I was a bit mean about a TV2 show yesterday. Oh, I'm not apologising - Please Marry My Boy is bloody terrible. The more I think about it, the worse that show gets. A horrible reality show like Please Marry My Boy makes My Kitchen Rules look like Breaking Bad in comparison.
But it's nice to know TV2 isn't all bad. As vomit-inducing as its Friday night reality lame-fest might be, it's Monday night counterpart is pretty damn good. I'm talking, of course, about the rather brilliant Wentworth.
Described as a "contemporary reimagining" of the classic Aussie drama Prisoner (which I remember as Prisoner Cell Block H, the name it assumed in the UK to avoid being confused with The Prisoner; I can vaguely recall seeing adverts for it on television as a kid, though I would never have been allowed to watch), Wentworth stars our own Danielle Cormack as Bea Smith, a battered housewife sent to the prison on remand for attempting to murder her abusive husband.
My relationship with Australian dramas is a rocky one (Packed to the Rafters?
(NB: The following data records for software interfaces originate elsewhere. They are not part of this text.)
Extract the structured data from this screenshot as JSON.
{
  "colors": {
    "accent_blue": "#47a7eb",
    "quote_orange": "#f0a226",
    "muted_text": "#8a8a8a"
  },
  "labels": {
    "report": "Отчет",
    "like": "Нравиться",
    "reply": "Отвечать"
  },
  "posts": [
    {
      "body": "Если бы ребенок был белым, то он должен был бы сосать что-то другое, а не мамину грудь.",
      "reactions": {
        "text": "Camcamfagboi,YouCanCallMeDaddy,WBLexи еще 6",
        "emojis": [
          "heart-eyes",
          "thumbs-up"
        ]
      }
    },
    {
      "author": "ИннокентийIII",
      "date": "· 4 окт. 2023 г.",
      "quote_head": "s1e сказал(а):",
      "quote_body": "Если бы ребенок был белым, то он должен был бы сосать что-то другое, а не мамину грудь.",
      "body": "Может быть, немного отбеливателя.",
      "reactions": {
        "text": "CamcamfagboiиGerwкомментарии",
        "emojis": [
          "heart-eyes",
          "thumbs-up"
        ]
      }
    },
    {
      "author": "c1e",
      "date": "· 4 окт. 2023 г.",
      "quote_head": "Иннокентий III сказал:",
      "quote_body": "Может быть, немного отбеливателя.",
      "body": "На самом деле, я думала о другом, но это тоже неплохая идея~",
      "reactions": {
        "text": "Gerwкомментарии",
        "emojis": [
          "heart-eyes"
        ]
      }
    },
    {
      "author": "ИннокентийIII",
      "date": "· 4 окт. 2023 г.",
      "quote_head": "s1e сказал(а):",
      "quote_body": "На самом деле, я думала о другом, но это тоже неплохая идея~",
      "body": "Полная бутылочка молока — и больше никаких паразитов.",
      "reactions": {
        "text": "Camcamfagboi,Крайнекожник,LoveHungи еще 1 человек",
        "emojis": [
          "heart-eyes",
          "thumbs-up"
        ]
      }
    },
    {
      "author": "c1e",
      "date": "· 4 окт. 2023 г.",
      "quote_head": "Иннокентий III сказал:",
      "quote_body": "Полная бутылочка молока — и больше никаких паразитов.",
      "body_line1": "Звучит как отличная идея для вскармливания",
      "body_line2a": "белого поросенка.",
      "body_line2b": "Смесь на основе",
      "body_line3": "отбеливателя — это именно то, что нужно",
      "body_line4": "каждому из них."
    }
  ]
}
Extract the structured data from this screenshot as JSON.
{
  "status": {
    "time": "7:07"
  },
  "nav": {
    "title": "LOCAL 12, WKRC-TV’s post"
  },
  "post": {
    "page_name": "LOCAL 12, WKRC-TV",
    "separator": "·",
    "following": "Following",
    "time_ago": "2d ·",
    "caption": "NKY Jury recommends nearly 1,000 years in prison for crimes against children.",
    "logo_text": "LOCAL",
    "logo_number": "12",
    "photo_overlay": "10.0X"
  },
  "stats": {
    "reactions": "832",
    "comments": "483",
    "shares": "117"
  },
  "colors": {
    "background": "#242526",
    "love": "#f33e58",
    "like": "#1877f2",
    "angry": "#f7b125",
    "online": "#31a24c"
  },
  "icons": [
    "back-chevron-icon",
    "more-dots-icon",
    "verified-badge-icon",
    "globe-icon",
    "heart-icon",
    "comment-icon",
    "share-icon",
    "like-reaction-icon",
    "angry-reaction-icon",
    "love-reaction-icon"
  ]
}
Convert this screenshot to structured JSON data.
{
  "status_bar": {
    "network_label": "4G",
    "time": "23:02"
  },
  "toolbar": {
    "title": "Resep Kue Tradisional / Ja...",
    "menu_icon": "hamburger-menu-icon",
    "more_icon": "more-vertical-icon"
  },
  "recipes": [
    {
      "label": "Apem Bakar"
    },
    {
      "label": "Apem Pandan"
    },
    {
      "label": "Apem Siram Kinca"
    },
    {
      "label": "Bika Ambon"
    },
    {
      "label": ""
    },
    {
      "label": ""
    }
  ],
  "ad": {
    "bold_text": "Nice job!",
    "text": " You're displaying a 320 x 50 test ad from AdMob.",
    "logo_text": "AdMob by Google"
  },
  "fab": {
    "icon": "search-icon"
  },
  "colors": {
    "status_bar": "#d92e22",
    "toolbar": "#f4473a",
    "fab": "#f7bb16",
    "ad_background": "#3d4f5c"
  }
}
Yuck.) but I've taken to this one quickly, thanks to a strong cast and an interesting narrative structure: there are longer story arcs in play, and each episode seems to revolve around an individual character and explore them in more depth.
I loved the second episode (last week), which had both sides of the structure working in perfect harmony: Bea dealing with communication problems at home, while Doreen (Shareena Clanton, in her first major role) took a gutsy step toward protecting Kaiya, a child living in the prison who we'd been led to believe was her daughter but who actually belonged to her cellmate. Doreen's back story was heartbreaking; Clanton played it beautifully.
I also love that the cast is primarily female. I don't really think of myself as a feminist, but I do believe that television casts are - unnecessarily - male dominated.
Even when a show does boast a cast of female characters, it's nearly always in a context that reinforces outdated gender roles: the homemakers/wreckers on Desperate Housewives or the bitchy shopaholics of Footballers' Wives, for example. There is a strange dichotomy between the strong, intelligent women I know in real life, and the majority of jealous, relationship-obsessed female characters I see in the course of my regular viewing.
It's a joy, then, to consider that there are long stretches of Wentworth that don't feature any male characters. Even the authority figures at Wentworth - the warden, most of the guards - are women. I'm not sure how well the Bechdel Test (which considers gender bias in film) measures television, but I'm sure Wentworth would score through the roof.
It would be a well-deserved score, that much is sure. Wentworth is a brilliant show, well written and performed, and a welcome addition to Monday nights. It's a must-see for me. And I can't wait to see what happens next.
Have you been watching and enjoying Wentworth? What do you like most about it?